I think I was pretty naïve about it to be really honest with you. You know, we hear about ISIS each day of the week and however we do not hear about this war correct at the border. And it really is exponentially bigger and it is just as brutal and however we never hear about it. So as soon as I began to research it, to Google it, to speak to people who recognize that element of the planet — such as our screenwriter who has a brother who is a journalist in that component of the world — it was shocking and definitely a revelation.

On the moral complexity of the film

I believe this is truly capturing the reality of the circumstance which is that it is a war it is an all-out war.
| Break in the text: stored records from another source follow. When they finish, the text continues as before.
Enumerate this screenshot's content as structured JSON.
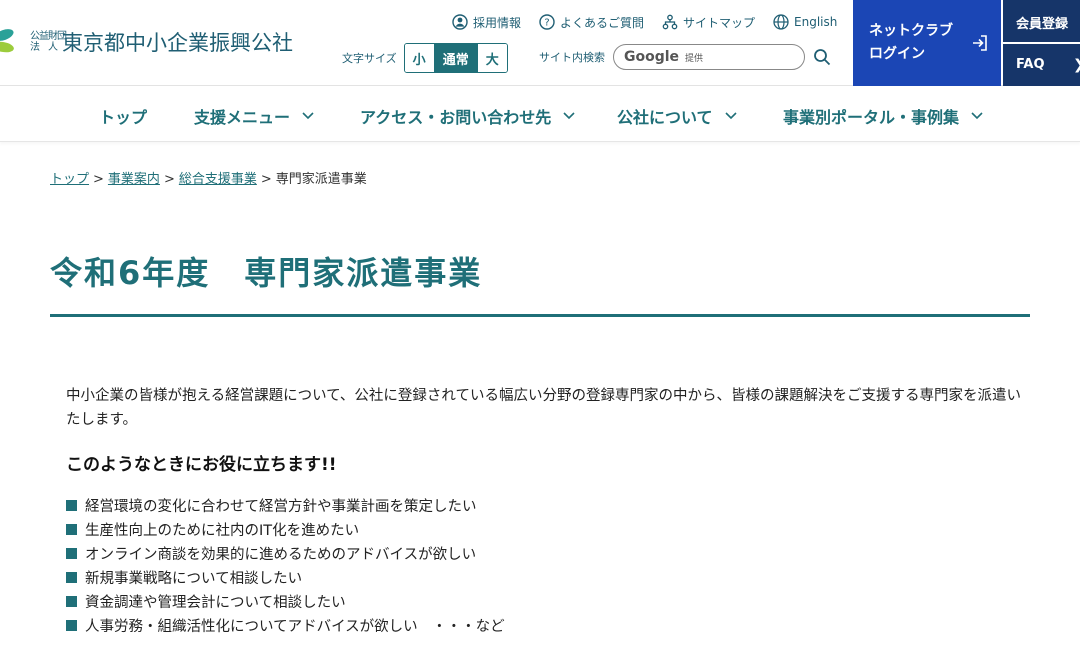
{
  "header": {
    "logo": {
      "corp_type": "公益財団\n法　人",
      "name": "東京都中小企業振興公社"
    },
    "util_links": [
      {
        "label": "採用情報",
        "icon": "person-circle-icon"
      },
      {
        "label": "よくあるご質問",
        "icon": "question-circle-icon"
      },
      {
        "label": "サイトマップ",
        "icon": "sitemap-icon"
      },
      {
        "label": "English",
        "icon": "globe-icon"
      }
    ],
    "font_size": {
      "label": "文字サイズ",
      "options": [
        "小",
        "通常",
        "大"
      ],
      "selected": "通常"
    },
    "search": {
      "label": "サイト内検索",
      "brand": "Google",
      "provided": "提供",
      "icon": "search-icon"
    },
    "netclub": {
      "label": "ネットクラブ\nログイン",
      "icon": "login-icon"
    },
    "member_register": "会員登録",
    "faq": "FAQ"
  },
  "gnav": {
    "items": [
      {
        "label": "トップ"
      },
      {
        "label": "支援メニュー"
      },
      {
        "label": "アクセス・お問い合わせ先"
      },
      {
        "label": "公社について"
      },
      {
        "label": "事業別ポータル・事例集"
      }
    ]
  },
  "breadcrumb": {
    "items": [
      "トップ",
      "事業案内",
      "総合支援事業"
    ],
    "current": "専門家派遣事業",
    "separator": ">"
  },
  "main": {
    "title": "令和6年度　専門家派遣事業",
    "intro": "中小企業の皆様が抱える経営課題について、公社に登録されている幅広い分野の登録専門家の中から、皆様の課題解決をご支援する専門家を派遣いたします。",
    "subheading": "このようなときにお役に立ちます!!",
    "bullets": [
      "経営環境の変化に合わせて経営方針や事業計画を策定したい",
      "生産性向上のために社内のIT化を進めたい",
      "オンライン商談を効果的に進めるためのアドバイスが欲しい",
      "新規事業戦略について相談したい",
      "資金調達や管理会計について相談したい",
      "人事労務・組織活性化についてアドバイスが欲しい　・・・など"
    ]
  },
  "colors": {
    "teal": "#1f6f78",
    "logo_text": "#1f5e73",
    "netclub_bg": "#1b46b5",
    "side_bg": "#163569"
  }
}
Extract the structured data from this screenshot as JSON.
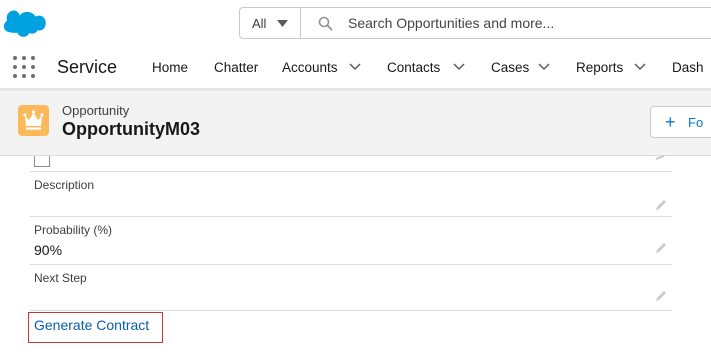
{
  "header": {
    "logo_icon": "salesforce-cloud-icon",
    "search": {
      "scope": "All",
      "placeholder": "Search Opportunities and more..."
    }
  },
  "nav": {
    "app_name": "Service",
    "items": [
      {
        "label": "Home",
        "has_menu": false
      },
      {
        "label": "Chatter",
        "has_menu": false
      },
      {
        "label": "Accounts",
        "has_menu": true
      },
      {
        "label": "Contacts",
        "has_menu": true
      },
      {
        "label": "Cases",
        "has_menu": true
      },
      {
        "label": "Reports",
        "has_menu": true
      },
      {
        "label": "Dash",
        "has_menu": false
      }
    ]
  },
  "record": {
    "type": "Opportunity",
    "name": "OpportunityM03",
    "icon": "crown-icon",
    "follow_label": "Fo",
    "follow_icon": "plus-icon"
  },
  "fields": [
    {
      "label": "Description",
      "value": ""
    },
    {
      "label": "Probability (%)",
      "value": "90%"
    },
    {
      "label": "Next Step",
      "value": ""
    }
  ],
  "actions": {
    "generate_contract": "Generate Contract"
  },
  "colors": {
    "brand_blue": "#0176d3",
    "record_icon_bg": "#fcb95b",
    "highlight_border": "#c23934",
    "link": "#0b5cab"
  }
}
You see the gray matter of the scenario. I think that you see that America has some complicity in it, as does the rest of the world. That it’s coming from both sides it is not just them and us, who’s the great guy, who’s the bad guy. I think it really is a film that asks a lot of questions.

On the numerous diverse sides of her character

I think it’s crucial to show distinct layers. Nobody is just tough, nobody is just vulnerable. And so you try and peel back the layers, attempt and make it fascinating, but also play the reality: Which is that genuinely even even though she’s hugely skilled at operating a kidnap response team, she’s restricted to that. She’s never ever genuinely done any investigative work. And she also is pulled into a world that is fully alien to her that she disagrees with, that she resents and tries to rage against.

On playing invincible characters

I consider there are a few films — and I’ve been in one — where you play an action heroine who could take down any guy and she’s constantly got the perfect thing to say. I did this film called Edge of Tomorrow exactly where that was the part. You are playing a hardened warrior. And yet, in this case, she does take some hits. She does throw a punch … but I wouldn’t say she bounces back as rapidly.

“We’ve got to preserve writing fantastic roles for females and preserve forwarding this fight simply because I feel the tides are turning.”

On the paucity of lead roles for ladies in action films

I feel that what takes place usually in Hollywood, in the business, is that they crunch numbers on a film that has previously brought in a lot of income. And so you have got art versus commerce right here. And usually a film is geared toward the opening weekend and it is decided whether it is a very good or negative film based on its opening weekend — which I think is also a terrible issue. …

A film, when it’s being made, is usually geared towards teenage boys as they are the ones who look to be going out and — according to the numbers — purchasing tickets. But as my mother would say: Properly, I’m not a teenage boy and I don’t want to see a film about robots and aliens. So I consider there’s a enormous majority of folks who are not in that age group or that gender group. …

I just believe that we’ve got to hold writing great roles for girls and hold forwarding this fight because I think the tides are turning.

On recently becoming an American citizen, and producing a joke about realizing that this was “a terrible mistake” after watching the 1st Republican presidential debate

I clearly offended some people. It was undoubtedly not intended that way, it was very considerably a joke. … Actually becoming an American was such a meaningful day for me.

I was thrown a “MURICAN” party by my husband. … I produced Sloppy Joes which I’d in no way made just before, which had been really enjoyable, and some mac and cheese which he made which was fantastic.

Arts &amp Life : NPR